Naomi Nagy at ILLS

Posted on March 18, 2013 by

Next Monday (note the odd day!) there will be a special ILLS seminar, at the usual time and place (Ellen Wilkinson A2.16, 4.15pm), with Naomi Nagy (Toronto). The title: Looking for contact effects in Heritage Languages. Here’s the abstract:

Heritage languages sit in a place between established, codified languages and learner languages, exhibiting features of both. As such, they are a rich area for improving our understanding of how languages develop, both in the individual and in the community. Variationist sociolinguistic methods can be fruitfully applied to this task in order to analyze, interpret and generalize from patterns of variation across groups of speakers. The groups in contrast include different generations of heritage speakers, speakers with different acquisition trajectories, speakers with different linguistic attitudes and language use patterns, and speakers of different heritage languages. Examples of the application of variationist methodology to a corpus of Heritage Language data from Toronto will be presented.
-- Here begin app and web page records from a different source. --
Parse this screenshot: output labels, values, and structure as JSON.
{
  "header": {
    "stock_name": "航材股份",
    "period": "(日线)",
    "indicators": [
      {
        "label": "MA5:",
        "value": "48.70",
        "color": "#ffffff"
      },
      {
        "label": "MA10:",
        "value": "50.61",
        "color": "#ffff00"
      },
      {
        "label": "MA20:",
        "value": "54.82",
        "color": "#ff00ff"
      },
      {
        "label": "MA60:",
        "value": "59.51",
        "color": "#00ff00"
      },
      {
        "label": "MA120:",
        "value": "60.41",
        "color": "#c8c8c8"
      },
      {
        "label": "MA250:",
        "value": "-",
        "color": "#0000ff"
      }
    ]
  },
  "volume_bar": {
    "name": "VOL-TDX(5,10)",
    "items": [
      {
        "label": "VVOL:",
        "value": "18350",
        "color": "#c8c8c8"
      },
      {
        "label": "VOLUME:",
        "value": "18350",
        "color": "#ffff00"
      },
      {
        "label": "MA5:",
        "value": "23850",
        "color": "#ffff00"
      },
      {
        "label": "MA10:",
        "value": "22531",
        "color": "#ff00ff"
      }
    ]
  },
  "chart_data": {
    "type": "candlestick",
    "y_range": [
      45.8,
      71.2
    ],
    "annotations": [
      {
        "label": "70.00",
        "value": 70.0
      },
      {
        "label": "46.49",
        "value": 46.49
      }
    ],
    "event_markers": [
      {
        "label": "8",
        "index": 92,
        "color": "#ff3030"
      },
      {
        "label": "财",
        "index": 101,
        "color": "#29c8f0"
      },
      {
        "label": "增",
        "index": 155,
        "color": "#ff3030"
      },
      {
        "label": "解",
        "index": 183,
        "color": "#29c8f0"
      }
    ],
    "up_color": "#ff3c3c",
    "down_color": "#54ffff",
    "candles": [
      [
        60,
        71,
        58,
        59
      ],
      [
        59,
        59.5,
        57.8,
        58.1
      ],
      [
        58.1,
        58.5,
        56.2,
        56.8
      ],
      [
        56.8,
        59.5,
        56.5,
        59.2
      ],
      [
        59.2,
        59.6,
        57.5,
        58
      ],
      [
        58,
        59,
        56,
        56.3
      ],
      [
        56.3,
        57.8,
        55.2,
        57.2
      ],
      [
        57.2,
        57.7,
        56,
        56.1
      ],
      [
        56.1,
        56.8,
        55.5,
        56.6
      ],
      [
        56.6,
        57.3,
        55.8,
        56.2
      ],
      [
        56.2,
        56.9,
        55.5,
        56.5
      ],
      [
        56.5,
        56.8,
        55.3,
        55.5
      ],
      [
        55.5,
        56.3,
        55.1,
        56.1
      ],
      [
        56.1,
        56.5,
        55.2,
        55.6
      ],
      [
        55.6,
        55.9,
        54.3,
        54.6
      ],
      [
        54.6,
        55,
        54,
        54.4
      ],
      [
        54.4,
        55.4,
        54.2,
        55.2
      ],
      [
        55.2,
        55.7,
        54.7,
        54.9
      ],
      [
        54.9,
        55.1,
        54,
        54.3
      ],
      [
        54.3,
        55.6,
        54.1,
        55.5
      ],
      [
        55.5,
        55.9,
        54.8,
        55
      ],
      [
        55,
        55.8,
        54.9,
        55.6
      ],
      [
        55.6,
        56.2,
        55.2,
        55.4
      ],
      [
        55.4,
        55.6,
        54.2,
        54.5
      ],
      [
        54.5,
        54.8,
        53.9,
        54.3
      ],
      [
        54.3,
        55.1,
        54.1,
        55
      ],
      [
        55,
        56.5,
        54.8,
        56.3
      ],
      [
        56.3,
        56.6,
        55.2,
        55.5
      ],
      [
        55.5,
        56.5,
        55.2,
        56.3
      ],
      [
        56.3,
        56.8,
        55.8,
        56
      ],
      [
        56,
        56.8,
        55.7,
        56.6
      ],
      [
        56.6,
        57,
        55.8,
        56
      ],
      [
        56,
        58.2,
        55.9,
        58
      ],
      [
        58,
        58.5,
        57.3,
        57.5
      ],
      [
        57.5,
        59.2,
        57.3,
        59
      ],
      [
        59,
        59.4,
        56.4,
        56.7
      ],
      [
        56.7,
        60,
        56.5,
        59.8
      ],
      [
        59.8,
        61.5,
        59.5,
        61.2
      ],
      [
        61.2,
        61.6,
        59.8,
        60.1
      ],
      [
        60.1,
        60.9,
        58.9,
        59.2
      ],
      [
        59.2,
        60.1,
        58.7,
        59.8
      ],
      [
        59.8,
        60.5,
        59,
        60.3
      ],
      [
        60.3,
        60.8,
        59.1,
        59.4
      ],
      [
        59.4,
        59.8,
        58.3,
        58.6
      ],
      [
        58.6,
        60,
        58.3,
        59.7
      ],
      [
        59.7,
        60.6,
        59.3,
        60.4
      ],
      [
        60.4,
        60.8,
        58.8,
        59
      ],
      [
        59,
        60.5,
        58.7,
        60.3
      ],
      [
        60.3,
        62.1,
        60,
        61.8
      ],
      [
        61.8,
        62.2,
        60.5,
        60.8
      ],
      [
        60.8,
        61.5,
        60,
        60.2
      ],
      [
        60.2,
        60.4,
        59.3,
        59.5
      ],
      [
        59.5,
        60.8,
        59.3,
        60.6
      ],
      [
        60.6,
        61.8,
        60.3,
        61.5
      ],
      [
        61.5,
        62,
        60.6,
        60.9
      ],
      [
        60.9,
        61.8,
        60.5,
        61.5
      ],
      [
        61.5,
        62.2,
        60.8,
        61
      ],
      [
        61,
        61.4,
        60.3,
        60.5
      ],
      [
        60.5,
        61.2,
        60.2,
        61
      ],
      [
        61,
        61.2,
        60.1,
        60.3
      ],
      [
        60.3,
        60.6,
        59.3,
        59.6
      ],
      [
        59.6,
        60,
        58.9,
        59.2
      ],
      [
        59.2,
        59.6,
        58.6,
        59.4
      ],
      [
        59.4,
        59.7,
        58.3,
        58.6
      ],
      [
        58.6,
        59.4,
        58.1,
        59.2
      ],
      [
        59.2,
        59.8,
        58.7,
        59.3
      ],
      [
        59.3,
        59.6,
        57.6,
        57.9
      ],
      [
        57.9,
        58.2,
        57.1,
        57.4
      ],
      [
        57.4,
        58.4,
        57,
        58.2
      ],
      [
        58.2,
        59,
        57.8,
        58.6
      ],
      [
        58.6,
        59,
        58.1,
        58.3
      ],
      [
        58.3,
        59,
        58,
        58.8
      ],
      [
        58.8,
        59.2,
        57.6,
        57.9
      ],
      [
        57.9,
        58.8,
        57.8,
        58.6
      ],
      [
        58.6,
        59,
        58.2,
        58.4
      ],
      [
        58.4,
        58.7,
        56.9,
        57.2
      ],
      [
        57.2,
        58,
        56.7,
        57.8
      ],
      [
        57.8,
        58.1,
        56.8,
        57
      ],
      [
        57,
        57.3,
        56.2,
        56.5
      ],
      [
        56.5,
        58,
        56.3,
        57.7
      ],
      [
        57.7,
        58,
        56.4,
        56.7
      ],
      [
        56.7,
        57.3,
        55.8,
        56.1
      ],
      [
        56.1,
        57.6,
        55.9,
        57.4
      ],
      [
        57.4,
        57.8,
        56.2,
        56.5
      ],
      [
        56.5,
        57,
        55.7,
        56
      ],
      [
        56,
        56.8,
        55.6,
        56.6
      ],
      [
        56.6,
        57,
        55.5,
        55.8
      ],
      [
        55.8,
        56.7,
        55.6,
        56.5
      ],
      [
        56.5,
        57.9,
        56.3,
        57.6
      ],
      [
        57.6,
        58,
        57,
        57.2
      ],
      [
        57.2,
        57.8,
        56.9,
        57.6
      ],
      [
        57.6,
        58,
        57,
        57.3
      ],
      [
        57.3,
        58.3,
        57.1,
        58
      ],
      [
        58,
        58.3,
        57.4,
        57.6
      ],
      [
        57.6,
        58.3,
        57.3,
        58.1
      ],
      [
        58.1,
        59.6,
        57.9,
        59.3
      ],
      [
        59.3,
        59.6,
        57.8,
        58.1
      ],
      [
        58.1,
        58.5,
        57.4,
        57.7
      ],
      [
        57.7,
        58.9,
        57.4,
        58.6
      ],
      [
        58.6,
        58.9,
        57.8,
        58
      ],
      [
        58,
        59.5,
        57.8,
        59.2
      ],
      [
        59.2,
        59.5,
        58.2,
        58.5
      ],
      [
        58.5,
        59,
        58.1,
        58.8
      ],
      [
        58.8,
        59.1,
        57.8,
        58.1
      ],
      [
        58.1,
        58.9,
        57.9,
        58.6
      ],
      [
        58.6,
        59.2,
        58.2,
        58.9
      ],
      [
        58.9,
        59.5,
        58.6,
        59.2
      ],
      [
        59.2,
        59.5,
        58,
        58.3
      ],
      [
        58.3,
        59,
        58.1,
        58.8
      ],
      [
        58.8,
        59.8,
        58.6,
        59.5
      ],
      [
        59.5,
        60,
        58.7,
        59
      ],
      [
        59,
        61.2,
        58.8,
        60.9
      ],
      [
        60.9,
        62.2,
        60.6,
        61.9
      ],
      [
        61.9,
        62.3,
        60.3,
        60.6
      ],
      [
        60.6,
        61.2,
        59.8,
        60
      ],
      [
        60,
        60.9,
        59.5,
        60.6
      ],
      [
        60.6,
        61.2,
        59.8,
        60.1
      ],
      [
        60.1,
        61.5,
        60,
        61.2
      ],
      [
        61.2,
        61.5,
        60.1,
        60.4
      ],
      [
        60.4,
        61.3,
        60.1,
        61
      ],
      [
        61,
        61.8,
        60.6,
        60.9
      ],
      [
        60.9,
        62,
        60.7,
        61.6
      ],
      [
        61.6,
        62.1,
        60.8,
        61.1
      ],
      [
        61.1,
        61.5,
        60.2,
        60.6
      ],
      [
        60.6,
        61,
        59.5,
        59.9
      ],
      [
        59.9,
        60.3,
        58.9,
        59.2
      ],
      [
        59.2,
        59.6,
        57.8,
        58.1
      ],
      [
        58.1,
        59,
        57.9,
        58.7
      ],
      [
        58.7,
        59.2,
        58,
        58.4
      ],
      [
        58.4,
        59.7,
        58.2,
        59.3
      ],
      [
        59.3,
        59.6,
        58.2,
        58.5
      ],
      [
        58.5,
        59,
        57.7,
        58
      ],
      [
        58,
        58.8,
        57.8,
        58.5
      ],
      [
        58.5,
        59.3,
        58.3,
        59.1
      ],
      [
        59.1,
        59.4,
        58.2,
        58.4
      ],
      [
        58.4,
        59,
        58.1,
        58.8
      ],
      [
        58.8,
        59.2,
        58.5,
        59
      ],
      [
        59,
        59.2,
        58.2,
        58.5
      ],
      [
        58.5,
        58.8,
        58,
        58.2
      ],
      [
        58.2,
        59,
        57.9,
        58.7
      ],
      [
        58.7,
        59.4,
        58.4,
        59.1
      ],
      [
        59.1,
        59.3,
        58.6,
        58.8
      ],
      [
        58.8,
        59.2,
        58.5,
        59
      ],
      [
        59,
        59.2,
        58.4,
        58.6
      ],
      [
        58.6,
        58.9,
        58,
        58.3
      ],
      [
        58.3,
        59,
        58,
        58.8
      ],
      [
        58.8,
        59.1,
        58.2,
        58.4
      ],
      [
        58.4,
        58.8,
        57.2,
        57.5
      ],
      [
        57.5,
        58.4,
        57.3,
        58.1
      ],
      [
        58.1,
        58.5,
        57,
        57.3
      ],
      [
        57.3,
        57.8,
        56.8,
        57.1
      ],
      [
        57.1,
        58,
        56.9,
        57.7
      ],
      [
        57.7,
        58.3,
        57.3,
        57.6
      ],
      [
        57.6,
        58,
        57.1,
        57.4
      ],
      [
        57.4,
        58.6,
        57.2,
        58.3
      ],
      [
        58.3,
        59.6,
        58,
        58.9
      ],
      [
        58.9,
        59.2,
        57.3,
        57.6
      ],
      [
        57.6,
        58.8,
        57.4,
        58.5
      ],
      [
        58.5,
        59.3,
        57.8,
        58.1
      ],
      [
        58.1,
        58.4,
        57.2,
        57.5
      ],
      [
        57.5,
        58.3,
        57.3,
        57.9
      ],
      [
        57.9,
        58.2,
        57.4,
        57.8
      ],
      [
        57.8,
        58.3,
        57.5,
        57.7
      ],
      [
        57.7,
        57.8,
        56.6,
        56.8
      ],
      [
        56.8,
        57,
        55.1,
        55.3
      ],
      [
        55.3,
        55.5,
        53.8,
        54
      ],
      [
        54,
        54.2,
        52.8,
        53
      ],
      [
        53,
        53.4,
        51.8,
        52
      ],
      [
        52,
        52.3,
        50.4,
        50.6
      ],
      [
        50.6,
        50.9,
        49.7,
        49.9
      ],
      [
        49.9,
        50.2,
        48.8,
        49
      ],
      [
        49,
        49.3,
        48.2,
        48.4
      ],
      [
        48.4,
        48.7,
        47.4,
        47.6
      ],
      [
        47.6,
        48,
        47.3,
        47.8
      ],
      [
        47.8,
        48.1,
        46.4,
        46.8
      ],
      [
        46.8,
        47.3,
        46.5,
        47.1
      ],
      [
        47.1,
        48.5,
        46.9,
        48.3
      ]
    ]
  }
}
We investigate how social factors (language use, ethnic identity, and linguistic attitudes at the individual level, and demographics at the community level) relate to type and degree of language change by recording sociolinguistic interviews that include an Ethnic Orientation Questionnaire. Responses are coded to develop indices of language usage and attitudes. Multivariate analyses of linguistic variables incorporate these social factors along with relevant linguistic constraints. When complete, the corpus will contain conversational data from 40 speakers, spanning three generations since immigration, of a range of heritage languages: Cantonese, Faetar, Hungarian, Korean, Italian, Polish, Russian, Ukrainian. To date, >200 speakers have been recorded and transcribed. In this paper, outcomes for several variables will be contrasted.

One is subject pronoun presence (“pro-drop”). Multivariate regression analyses contrasting three generations of speakers, in Cantonese, Italian and Russian, show cross-generational stability both in rates of pronoun use and in the linguistic factors constraining the variation. Individuals’ rates do not correlate strongly to any measures of Ethnic Orientation. This stability contrasts with reports on USA Spanish pro-drop (cf. Otheguy et al. 2007).

A second variable is Voice Onset Time (VOT) in voiceless stops. While bilinguals maintain phonetic distinctions in similar sounds in two languages, the languages influence each other such that there are distinctions from monolingual speech (Flege 1987). Acoustic measurements extracted from conversational speech and subjected to ANOVA show that the VOT of bilinguals in the HL drifts away from the monolingual short lag of Russian and Ukrainian, and the much longer lag of Cantonese, toward the long lag of English, while the Italian sample shows no such variability. Ethnic orientation correlates to VOT drift.

The contrast between inter-generational change for VOT and stability for pro-drop underscores the importance of examining multiple variables in multiple languages, and examining multiple facets of multilinguals’ performance.